Being a doctor is a tough job. You try to see as many patients as you can in a short a period of time, and an error in your decision-making process can have lifelong ramifications for those under your care.
This can lead to burnout, which oftentimes manifests in symptoms such as depression, distractedness and inattention, and a sense of detachment from the work that you do. You might also feel exhausted and emotionally unavailable, and you may feel as if your work simply doesn’t matter anymore. These symptoms can be hard to spot, too, given that they can slowly develop over time.
In many instances, physician burnout forces doctors to leave their profession. In others, the symptoms of burnout can result in a serious medical mistake that then leads to legal issues. If you want to avoid both of those outcomes, then you need to know how to get a handle on your burnout.
How to deal with physician burnout
Although it might feel like you’ll never get back into the swing of your job, there are things you can do to alleviate your burnout. This includes:
- Giving yourself more time: Poor work-life balance is a major contributor to burnout. However, finding this balance isn’t as easy as simply reducing the number of hours that you work, as doing so might create more stress as you’re left trying to figure out how to accomplish the same amount of work in less time. However, you might be able to achieve a better work-life balance by adjusting your work schedule or using a time banking system. Delegating certain duties to other staff can save you time and stress, too.
- Focusing on your priorities: It’s easy to lose perspective on the things that are important to us when we’re wrapped up in our daily work. But you might be able to reduce your sense of burnout if you can focus some of your time on your own priorities. This might be as simple as spending additional quality time with your family, or it could involve taking on a new hobby or rededicating yourself to an old one. These activities can lead to self-fulfillment that can help offset feelings of burnout.
- Utilize technology to your advantage: The implementation of electronic health records has created a lot of stress and dissatisfaction in the healthcare industry. While you might not be able to avoid this sort of technology, you might be able to find other technological tools that you can utilize to ease your stress and save you time. Telehealth, for example, can reduce no shows in your practice and allow you to see patients more efficiently. Technology like this can also provide you with additional flexibility. So, explore your options to see if there’s something out there that can help you and your practice.
- Focus on your health: Symptoms of burnout can lead to negative physical and mental health consequences. You need to take care of yourself before you can take care of others. With that in mind, be cognizant of your diet, your sleep regimen, and your mental health. That way you can take action to secure the support necessary to keep a healthy body and mind.
Take control of your future
We know that feelings of burnout can be difficult to handle.
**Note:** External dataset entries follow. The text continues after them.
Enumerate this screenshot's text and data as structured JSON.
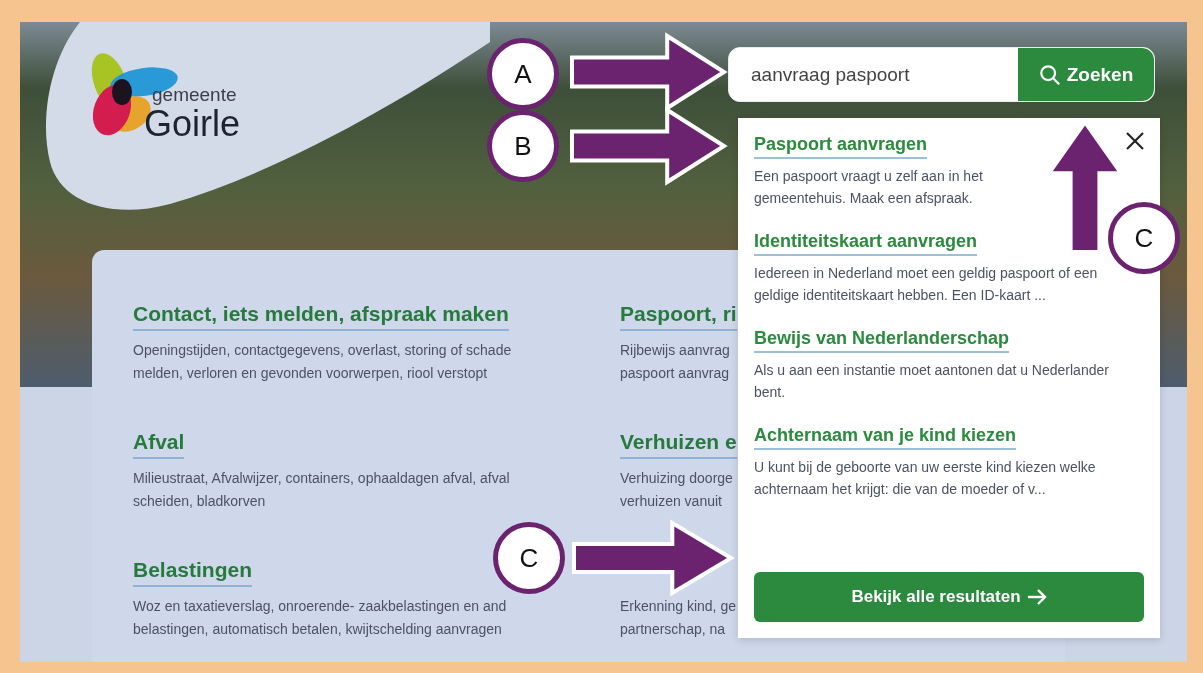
{
  "header": {
    "logo": {
      "line_1": "gemeente",
      "line_2": "Goirle"
    }
  },
  "search": {
    "value": "aanvraag paspoort",
    "button": "Zoeken"
  },
  "categories_left": [
    {
      "heading": "Contact, iets melden, afspraak maken",
      "lines": [
        "Openingstijden, contactgegevens, overlast, storing of schade",
        "melden, verloren en gevonden voorwerpen, riool verstopt"
      ]
    },
    {
      "heading": "Afval",
      "lines": [
        "Milieustraat, Afvalwijzer, containers, ophaaldagen afval, afval",
        "scheiden, bladkorven"
      ]
    },
    {
      "heading": "Belastingen",
      "lines": [
        "Woz en taxatieverslag, onroerende- zaakbelastingen en and",
        "belastingen, automatisch betalen, kwijtschelding aanvragen"
      ]
    }
  ],
  "categories_right": [
    {
      "heading": "Paspoort, ri",
      "lines": [
        "Rijbewijs aanvrag",
        "paspoort aanvrag"
      ]
    },
    {
      "heading": "Verhuizen e",
      "lines": [
        "Verhuizing doorge",
        "verhuizen vanuit"
      ]
    },
    {
      "lines": [
        "Erkenning kind, ge",
        "partnerschap, na"
      ]
    }
  ],
  "suggestions": {
    "results": [
      {
        "title": "Paspoort aanvragen",
        "description": "Een paspoort vraagt u zelf aan in het gemeentehuis. Maak een afspraak."
      },
      {
        "title": "Identiteitskaart aanvragen",
        "description": "Iedereen in Nederland moet een geldig paspoort of een geldige identiteitskaart hebben. Een ID-kaart ..."
      },
      {
        "title": "Bewijs van Nederlanderschap",
        "description": "Als u aan een instantie moet aantonen dat u Nederlander bent."
      },
      {
        "title": "Achternaam van je kind kiezen",
        "description": "U kunt bij de geboorte van uw eerste kind kiezen welke achternaam het krijgt: die van de moeder of v..."
      }
    ],
    "button": "Bekijk alle resultaten"
  },
  "annotations": [
    {
      "label": "A",
      "kind": "right"
    },
    {
      "label": "B",
      "kind": "right"
    },
    {
      "label": "C",
      "kind": "up"
    },
    {
      "label": "C",
      "kind": "right"
    }
  ]
}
But don’t despair. You can reinvigorate your career in a way that renews your interest in the profession. Hopefully, then you can continue making a difference in the lives of those who turn to you for help in their time of need.